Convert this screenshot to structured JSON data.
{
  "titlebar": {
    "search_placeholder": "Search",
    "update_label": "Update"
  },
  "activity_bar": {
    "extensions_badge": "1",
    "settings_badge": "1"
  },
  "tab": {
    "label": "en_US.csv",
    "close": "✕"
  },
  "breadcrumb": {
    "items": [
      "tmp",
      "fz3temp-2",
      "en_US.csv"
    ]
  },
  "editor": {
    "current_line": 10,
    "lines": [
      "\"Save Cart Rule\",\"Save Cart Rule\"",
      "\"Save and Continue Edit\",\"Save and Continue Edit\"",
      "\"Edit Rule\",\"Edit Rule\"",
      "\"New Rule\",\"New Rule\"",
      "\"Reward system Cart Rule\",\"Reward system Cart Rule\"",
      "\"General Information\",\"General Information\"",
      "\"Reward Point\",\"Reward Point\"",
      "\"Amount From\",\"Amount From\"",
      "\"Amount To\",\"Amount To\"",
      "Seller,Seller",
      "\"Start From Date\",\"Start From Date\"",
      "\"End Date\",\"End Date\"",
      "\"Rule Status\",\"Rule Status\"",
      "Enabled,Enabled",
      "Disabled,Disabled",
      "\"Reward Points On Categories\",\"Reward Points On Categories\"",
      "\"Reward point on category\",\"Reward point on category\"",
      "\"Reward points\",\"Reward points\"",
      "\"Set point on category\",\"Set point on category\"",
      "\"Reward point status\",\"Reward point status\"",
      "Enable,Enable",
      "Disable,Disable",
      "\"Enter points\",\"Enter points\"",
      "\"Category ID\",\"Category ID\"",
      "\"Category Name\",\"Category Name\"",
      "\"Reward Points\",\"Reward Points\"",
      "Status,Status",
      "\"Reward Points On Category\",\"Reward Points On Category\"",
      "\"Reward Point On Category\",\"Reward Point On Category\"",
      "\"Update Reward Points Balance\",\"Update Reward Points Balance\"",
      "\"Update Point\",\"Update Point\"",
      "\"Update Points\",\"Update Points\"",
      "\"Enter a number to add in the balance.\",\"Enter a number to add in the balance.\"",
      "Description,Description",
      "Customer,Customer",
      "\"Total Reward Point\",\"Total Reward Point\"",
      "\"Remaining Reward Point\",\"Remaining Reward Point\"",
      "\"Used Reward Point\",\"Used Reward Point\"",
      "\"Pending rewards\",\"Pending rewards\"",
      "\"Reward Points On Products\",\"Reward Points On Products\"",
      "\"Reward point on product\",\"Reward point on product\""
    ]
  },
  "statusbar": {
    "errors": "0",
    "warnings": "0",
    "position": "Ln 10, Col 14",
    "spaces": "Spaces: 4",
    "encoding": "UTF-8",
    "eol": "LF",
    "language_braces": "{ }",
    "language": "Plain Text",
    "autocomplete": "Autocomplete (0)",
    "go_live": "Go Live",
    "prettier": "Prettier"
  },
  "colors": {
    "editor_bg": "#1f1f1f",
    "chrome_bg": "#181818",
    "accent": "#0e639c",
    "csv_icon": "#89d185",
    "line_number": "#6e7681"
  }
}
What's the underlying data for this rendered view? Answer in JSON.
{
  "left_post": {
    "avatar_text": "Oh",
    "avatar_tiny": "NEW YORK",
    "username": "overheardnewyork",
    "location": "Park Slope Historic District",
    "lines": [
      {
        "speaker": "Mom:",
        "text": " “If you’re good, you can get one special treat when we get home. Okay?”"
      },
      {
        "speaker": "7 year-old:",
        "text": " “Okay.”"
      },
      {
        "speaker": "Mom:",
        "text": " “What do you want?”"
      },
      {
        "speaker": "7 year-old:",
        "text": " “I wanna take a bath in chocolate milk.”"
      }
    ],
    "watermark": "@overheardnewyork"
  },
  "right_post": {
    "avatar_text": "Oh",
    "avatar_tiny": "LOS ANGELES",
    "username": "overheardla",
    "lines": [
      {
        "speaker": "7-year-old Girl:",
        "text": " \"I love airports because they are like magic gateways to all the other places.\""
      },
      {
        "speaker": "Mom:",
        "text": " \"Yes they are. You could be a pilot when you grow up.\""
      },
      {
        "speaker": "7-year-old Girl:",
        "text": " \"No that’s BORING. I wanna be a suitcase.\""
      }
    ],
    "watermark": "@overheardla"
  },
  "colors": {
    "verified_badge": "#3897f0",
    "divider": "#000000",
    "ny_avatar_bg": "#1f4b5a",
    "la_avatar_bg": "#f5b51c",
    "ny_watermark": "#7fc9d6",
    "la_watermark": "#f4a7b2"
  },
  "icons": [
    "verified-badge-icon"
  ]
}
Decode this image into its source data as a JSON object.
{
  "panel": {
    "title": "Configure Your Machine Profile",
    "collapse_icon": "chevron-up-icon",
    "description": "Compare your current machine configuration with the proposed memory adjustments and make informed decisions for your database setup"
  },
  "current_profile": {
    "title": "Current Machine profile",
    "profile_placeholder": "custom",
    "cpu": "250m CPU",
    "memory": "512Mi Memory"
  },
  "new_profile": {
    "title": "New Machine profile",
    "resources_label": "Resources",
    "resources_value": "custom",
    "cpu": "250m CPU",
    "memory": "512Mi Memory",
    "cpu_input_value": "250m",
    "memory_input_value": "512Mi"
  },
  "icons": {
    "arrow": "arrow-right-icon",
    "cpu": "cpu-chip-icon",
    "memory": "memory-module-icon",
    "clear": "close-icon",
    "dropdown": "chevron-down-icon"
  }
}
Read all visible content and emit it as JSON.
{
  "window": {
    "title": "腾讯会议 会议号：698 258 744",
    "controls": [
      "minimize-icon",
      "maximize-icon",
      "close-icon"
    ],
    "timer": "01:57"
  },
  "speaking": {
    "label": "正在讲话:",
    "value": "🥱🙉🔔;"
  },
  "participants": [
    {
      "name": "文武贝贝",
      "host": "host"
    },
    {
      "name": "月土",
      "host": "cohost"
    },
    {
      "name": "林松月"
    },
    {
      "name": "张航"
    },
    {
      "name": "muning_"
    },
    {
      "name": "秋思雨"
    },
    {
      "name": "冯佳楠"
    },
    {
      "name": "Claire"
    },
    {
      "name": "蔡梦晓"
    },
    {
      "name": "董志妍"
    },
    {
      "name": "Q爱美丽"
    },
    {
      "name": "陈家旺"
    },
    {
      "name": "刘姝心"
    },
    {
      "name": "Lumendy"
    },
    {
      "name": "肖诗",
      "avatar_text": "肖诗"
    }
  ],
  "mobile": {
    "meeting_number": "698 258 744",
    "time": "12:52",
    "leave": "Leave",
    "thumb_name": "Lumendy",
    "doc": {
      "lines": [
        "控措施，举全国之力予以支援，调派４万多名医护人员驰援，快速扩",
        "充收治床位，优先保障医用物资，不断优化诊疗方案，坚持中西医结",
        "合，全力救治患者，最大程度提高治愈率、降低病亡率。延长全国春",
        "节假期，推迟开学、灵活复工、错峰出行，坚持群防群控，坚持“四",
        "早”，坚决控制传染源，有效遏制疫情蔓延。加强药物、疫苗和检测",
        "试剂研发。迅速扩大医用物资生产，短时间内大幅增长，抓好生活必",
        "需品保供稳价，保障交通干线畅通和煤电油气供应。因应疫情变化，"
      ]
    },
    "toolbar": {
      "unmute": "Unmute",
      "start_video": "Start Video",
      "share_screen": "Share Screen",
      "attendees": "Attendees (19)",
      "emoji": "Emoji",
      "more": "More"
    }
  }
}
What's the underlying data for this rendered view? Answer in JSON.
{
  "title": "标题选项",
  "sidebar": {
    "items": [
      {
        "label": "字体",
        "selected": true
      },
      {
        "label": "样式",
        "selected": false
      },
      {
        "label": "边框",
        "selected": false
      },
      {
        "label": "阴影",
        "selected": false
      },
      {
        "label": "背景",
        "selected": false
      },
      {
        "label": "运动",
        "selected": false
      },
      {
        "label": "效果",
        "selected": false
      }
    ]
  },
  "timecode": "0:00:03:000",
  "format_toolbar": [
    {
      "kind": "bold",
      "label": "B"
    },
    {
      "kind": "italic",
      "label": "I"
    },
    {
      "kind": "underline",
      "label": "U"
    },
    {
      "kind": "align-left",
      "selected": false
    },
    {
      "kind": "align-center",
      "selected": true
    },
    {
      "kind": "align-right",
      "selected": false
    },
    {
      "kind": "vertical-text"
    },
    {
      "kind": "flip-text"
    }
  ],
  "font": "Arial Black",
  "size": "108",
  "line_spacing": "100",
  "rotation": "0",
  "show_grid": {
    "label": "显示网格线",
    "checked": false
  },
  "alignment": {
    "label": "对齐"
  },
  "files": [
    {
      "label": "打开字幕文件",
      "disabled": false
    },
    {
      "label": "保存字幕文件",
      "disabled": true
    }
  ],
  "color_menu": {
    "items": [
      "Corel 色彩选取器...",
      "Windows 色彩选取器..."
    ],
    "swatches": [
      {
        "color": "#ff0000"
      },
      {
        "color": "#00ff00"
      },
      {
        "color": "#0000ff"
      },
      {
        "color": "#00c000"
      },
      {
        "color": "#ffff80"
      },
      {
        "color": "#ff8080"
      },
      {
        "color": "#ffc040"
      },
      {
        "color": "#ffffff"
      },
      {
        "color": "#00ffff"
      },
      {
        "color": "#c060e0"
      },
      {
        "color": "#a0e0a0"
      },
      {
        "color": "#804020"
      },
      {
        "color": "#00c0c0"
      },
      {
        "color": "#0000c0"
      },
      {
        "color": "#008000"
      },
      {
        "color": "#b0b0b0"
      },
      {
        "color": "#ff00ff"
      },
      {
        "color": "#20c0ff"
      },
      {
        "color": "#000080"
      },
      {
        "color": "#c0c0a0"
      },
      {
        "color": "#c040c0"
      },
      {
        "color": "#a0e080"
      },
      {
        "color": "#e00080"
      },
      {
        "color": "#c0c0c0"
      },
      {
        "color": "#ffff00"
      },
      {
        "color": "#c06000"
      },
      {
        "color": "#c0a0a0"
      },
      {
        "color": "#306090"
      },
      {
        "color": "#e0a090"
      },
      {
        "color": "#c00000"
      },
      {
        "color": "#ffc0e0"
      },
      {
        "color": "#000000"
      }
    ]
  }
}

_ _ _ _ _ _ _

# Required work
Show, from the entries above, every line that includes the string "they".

# Solved exercise
        "text": " \"I love airports because they are like magic gateways to all the other places.\""
        "text": " \"Yes they are. You could be a pilot when you grow up.\""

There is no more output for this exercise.